### WHAT IS NEEDED
List each line of the data that holds the string "title", please.

*** Opening SUPPLIED DATA ***

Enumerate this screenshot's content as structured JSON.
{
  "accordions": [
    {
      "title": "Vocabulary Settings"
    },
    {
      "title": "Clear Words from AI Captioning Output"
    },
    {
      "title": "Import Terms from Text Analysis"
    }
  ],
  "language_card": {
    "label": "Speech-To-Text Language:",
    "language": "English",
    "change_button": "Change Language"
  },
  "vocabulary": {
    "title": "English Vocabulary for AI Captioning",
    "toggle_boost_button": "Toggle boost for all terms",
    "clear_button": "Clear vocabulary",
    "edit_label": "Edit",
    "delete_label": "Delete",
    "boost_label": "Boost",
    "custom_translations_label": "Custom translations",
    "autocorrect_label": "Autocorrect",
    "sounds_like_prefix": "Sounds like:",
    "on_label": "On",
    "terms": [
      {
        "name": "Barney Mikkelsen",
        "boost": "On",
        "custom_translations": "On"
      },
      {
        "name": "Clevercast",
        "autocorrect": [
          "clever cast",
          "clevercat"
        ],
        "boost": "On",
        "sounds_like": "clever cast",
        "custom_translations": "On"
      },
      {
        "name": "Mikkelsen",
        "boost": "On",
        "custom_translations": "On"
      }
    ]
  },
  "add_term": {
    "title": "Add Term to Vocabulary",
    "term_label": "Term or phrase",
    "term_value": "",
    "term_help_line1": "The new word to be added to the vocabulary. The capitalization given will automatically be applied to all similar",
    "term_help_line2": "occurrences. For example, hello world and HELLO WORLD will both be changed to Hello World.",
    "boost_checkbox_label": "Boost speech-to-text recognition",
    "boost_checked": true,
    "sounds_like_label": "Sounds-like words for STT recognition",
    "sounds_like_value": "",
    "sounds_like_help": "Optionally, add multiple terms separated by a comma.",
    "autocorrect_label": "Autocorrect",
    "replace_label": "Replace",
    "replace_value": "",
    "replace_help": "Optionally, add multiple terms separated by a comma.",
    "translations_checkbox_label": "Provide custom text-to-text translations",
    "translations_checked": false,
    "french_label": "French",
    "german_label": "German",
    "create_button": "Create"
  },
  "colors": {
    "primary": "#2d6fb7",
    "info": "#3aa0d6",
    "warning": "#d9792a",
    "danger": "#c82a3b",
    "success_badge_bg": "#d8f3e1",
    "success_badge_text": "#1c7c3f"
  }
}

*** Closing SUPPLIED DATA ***

### OUTPUT FOR THIS TASK
      "title": "Vocabulary Settings"
      "title": "Clear Words from AI Captioning Output"
      "title": "Import Terms from Text Analysis"
    "title": "English Vocabulary for AI Captioning",
    "title": "Add Term to Vocabulary",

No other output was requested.